§ TO DO:
When a line in the entries below contains "Hypatia", tally it; give the tally with nothing added.

(Data records for software interfaces)
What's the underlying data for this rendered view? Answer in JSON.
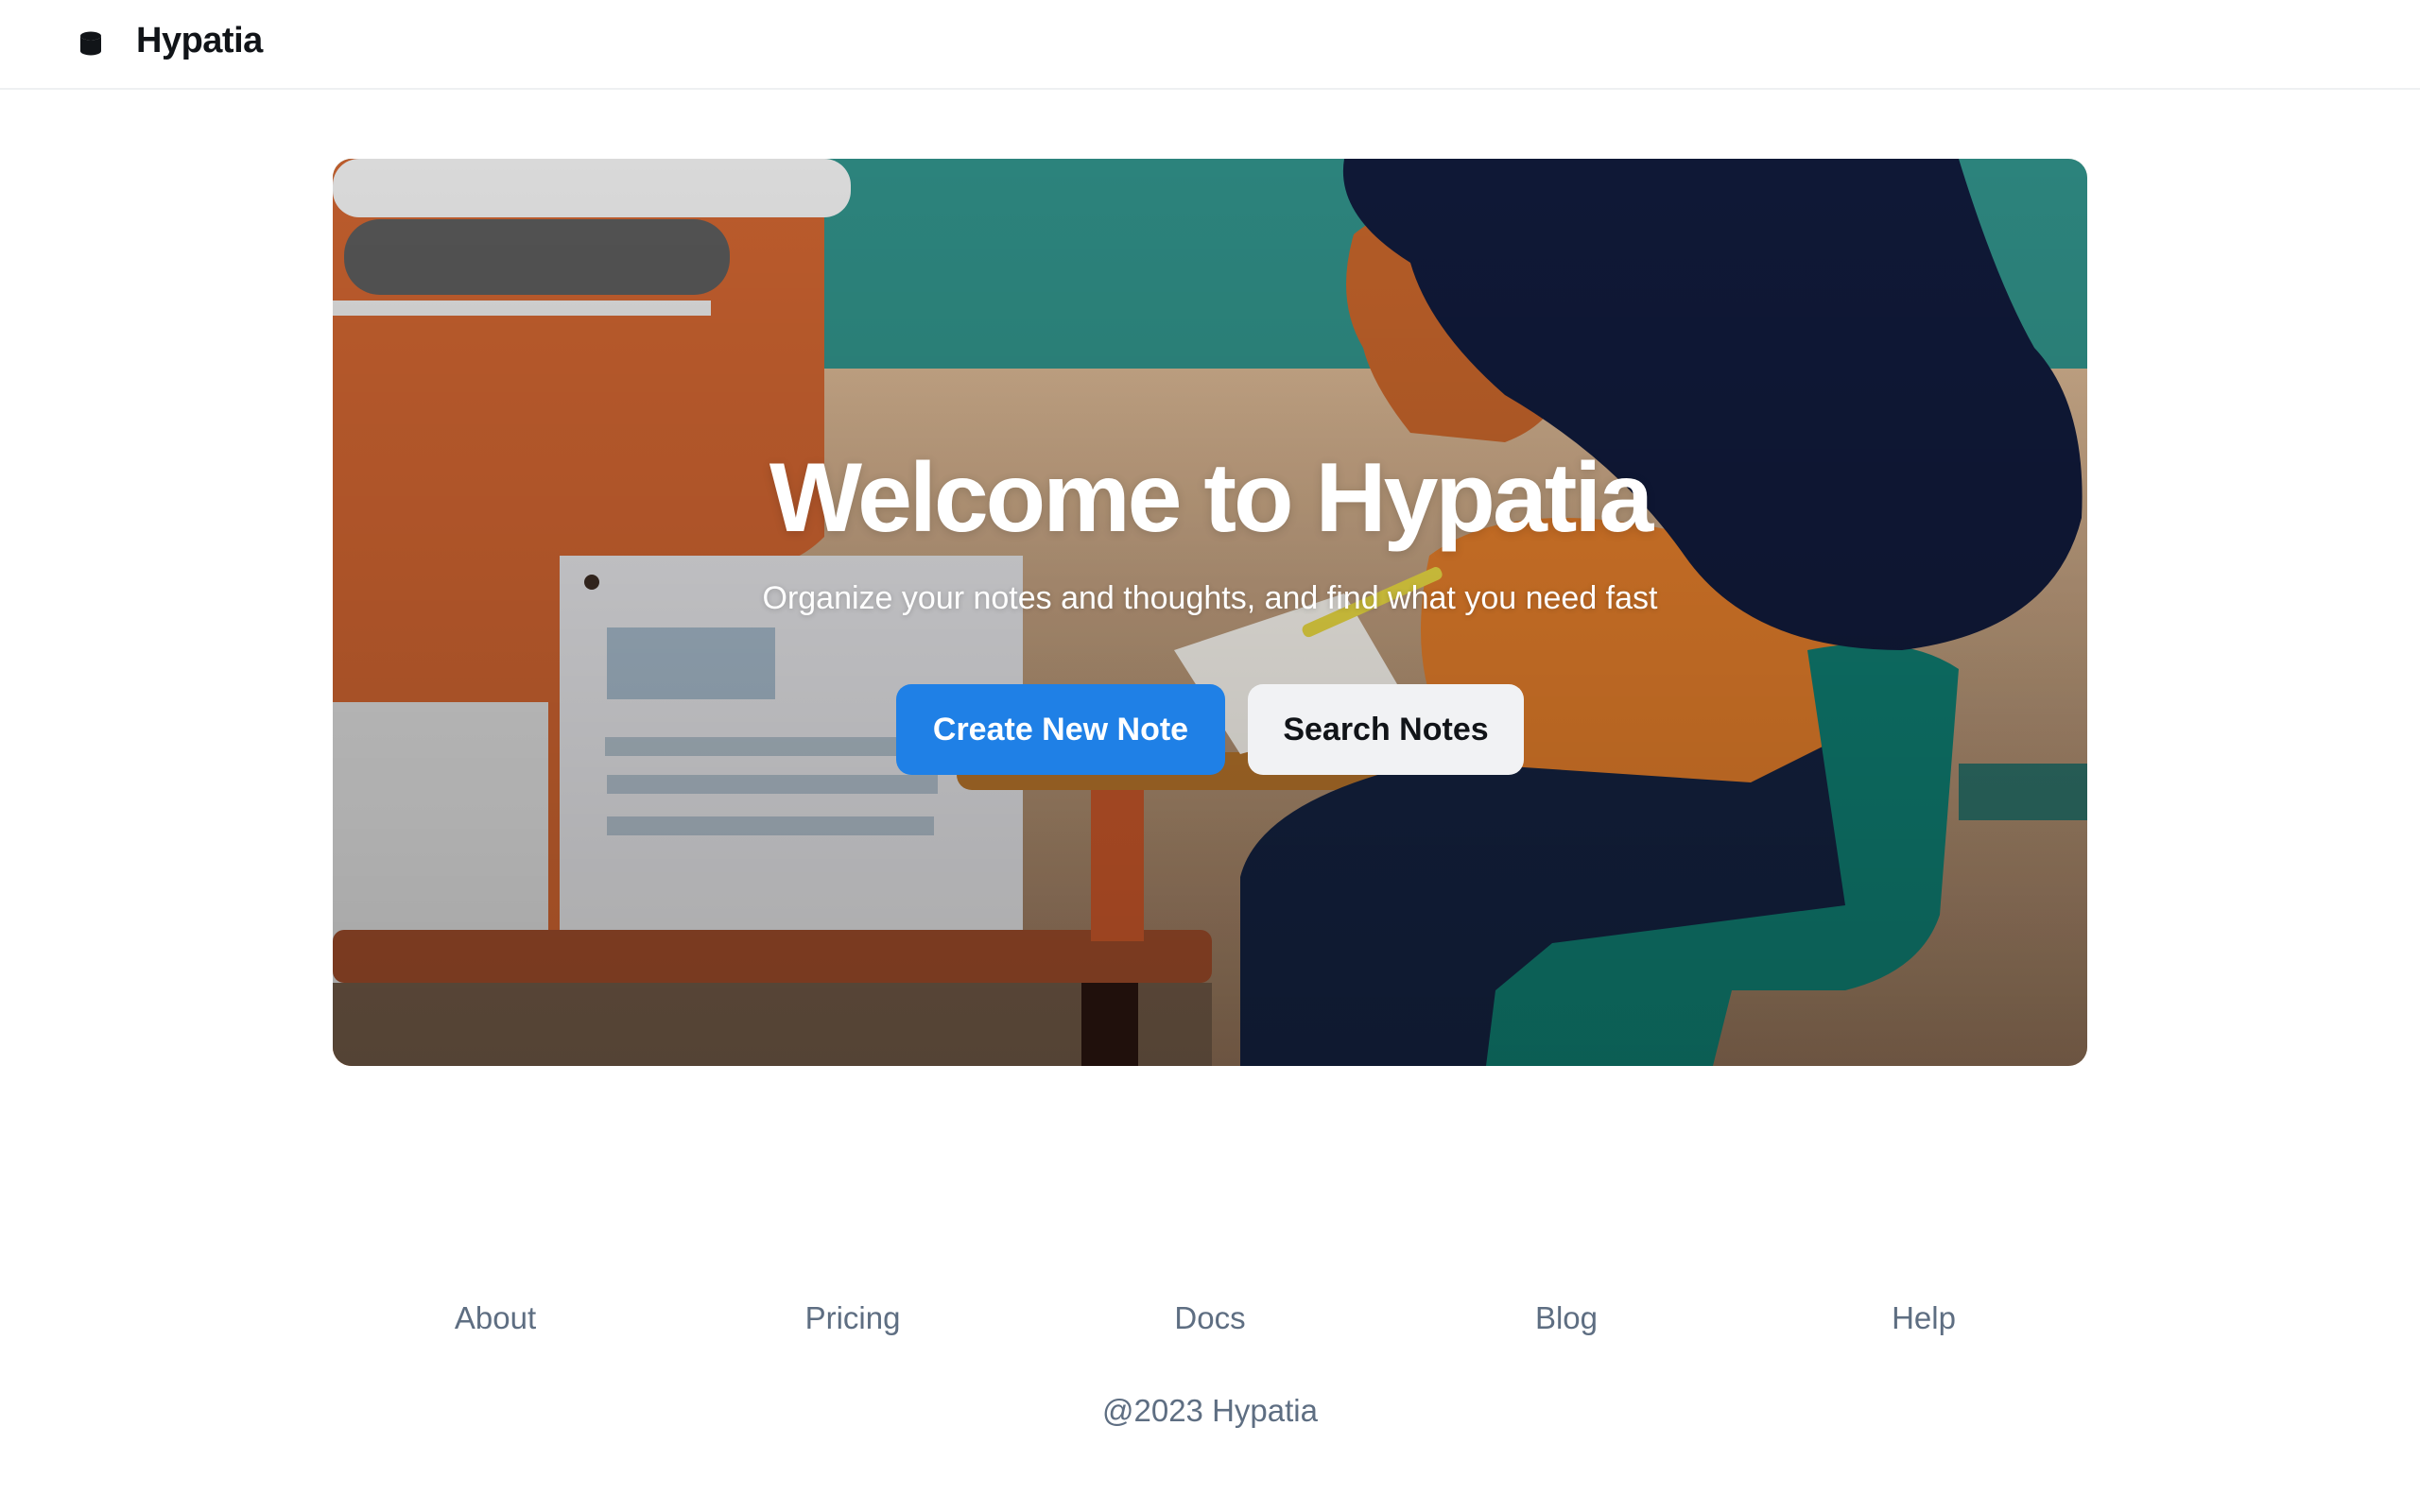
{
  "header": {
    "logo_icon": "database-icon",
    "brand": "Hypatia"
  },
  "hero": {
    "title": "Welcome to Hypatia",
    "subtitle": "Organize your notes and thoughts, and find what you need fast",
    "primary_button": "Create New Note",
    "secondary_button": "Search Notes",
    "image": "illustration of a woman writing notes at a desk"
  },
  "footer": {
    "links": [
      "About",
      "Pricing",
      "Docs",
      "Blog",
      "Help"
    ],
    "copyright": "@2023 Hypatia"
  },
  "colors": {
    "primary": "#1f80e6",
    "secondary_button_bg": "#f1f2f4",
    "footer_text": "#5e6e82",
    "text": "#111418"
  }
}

§ OUTPUT OF THE TASK:
3